* _What is required_
Locate all lines in the data below that hold "Tracking" and show them.

* _Interface dataset entries_
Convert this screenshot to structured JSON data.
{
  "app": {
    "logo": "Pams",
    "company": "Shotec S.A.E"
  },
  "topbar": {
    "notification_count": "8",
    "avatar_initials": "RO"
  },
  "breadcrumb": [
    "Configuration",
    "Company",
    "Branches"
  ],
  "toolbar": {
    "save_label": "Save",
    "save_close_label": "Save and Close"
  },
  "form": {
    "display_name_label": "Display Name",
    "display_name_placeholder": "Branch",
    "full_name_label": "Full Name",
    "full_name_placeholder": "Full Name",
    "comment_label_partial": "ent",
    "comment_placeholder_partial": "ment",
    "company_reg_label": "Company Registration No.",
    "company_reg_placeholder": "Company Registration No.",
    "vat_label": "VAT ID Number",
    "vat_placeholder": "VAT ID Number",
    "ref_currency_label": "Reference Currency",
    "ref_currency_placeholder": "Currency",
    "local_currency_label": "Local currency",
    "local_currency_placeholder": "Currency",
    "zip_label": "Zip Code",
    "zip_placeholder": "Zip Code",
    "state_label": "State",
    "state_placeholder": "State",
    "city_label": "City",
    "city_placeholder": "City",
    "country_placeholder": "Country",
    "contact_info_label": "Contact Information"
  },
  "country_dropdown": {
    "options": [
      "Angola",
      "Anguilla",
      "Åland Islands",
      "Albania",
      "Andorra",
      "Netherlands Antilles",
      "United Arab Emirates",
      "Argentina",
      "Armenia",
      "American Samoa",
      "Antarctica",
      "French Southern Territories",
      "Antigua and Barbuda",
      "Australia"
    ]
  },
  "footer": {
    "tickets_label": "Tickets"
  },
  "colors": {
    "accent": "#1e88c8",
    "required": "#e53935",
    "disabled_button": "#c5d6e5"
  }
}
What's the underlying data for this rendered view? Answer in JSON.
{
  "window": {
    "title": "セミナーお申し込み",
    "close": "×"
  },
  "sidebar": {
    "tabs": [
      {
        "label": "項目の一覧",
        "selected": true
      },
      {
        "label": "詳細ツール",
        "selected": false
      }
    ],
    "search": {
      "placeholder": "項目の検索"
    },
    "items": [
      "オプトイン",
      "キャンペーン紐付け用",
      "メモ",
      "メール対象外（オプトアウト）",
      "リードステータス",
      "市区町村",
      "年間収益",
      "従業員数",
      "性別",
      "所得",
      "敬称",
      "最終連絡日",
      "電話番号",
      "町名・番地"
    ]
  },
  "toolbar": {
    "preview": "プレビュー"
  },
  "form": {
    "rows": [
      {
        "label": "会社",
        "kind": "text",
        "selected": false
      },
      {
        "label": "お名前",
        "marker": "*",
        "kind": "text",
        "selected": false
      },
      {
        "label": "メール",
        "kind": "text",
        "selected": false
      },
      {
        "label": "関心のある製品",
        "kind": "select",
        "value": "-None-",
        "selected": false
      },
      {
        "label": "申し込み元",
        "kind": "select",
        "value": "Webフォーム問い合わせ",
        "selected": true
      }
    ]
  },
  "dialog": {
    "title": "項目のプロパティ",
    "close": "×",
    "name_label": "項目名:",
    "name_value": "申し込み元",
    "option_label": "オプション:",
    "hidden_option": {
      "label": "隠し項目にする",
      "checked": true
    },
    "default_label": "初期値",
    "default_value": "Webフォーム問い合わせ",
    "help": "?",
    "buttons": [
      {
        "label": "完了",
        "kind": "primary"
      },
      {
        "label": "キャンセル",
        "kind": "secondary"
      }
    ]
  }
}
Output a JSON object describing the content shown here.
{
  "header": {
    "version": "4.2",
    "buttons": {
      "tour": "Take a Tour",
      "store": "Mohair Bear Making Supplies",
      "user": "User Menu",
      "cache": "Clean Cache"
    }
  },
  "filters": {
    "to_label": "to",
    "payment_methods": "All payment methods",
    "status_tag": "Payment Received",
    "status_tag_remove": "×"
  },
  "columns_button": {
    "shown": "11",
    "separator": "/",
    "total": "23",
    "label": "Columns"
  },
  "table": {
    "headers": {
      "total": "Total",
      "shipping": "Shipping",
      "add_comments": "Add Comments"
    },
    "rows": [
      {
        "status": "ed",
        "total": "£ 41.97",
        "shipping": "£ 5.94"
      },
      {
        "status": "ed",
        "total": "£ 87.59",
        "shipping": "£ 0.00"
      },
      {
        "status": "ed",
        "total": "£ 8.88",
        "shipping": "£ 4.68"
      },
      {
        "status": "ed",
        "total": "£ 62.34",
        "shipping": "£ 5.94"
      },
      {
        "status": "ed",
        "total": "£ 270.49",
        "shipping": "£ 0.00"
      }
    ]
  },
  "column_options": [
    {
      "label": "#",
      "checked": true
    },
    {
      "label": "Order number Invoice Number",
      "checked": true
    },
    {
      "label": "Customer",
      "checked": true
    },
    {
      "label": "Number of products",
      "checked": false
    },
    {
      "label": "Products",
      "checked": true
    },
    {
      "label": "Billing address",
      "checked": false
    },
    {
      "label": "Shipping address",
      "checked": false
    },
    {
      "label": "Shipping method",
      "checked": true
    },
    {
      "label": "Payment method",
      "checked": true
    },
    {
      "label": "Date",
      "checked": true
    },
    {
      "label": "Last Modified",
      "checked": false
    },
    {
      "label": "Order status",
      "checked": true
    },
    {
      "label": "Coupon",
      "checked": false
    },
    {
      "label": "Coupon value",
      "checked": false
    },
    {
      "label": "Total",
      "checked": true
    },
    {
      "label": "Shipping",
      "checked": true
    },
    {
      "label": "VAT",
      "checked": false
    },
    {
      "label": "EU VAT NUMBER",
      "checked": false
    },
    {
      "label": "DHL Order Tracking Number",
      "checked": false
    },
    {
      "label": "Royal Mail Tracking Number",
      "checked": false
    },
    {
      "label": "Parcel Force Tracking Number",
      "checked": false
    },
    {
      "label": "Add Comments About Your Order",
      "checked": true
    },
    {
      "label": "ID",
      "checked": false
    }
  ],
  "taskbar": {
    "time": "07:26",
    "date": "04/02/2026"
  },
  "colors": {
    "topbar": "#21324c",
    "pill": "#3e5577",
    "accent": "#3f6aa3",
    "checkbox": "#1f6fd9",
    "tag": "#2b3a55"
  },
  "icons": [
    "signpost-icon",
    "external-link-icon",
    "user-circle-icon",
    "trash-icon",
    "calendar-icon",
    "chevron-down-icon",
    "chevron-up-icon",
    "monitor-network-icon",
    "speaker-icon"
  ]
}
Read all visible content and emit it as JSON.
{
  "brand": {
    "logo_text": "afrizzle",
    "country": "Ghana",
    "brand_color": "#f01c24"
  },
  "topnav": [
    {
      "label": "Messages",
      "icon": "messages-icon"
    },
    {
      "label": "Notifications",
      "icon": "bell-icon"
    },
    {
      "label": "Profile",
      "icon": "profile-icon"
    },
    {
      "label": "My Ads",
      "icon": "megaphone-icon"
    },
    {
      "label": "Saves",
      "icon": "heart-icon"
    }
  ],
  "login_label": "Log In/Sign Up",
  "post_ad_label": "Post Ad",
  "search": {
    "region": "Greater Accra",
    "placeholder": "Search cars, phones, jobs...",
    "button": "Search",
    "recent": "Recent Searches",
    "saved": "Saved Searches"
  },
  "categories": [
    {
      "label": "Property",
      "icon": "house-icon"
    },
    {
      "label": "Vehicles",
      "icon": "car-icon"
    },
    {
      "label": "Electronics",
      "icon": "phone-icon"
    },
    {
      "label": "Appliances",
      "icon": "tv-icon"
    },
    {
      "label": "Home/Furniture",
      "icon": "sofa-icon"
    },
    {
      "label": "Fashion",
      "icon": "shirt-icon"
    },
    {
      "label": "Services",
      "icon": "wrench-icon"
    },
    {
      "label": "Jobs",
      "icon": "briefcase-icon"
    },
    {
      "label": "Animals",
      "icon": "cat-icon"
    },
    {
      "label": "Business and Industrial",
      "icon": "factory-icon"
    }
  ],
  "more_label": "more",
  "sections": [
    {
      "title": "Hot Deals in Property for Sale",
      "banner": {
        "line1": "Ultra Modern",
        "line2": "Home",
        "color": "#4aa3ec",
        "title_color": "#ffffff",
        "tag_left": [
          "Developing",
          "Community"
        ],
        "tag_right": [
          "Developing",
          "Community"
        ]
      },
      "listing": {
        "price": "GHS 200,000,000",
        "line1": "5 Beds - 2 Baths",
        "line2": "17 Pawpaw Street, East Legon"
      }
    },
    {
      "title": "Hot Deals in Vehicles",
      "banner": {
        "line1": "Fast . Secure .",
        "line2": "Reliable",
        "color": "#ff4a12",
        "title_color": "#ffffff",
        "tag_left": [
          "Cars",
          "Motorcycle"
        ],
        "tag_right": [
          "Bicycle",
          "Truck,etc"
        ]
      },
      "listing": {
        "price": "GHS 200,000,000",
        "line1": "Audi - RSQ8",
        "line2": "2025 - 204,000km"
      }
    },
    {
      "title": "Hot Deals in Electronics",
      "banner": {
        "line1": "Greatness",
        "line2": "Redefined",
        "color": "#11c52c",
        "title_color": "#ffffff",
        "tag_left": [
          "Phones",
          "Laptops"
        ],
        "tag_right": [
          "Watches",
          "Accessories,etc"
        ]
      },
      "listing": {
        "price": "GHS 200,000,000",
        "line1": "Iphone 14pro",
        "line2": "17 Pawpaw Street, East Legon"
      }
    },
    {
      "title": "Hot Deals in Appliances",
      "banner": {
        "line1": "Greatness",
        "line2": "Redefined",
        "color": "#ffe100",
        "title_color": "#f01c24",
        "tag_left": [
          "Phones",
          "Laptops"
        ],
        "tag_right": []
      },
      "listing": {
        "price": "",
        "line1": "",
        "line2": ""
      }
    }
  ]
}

* _Answer space_
      "label": "DHL Order Tracking Number",
      "label": "Royal Mail Tracking Number",
      "label": "Parcel Force Tracking Number",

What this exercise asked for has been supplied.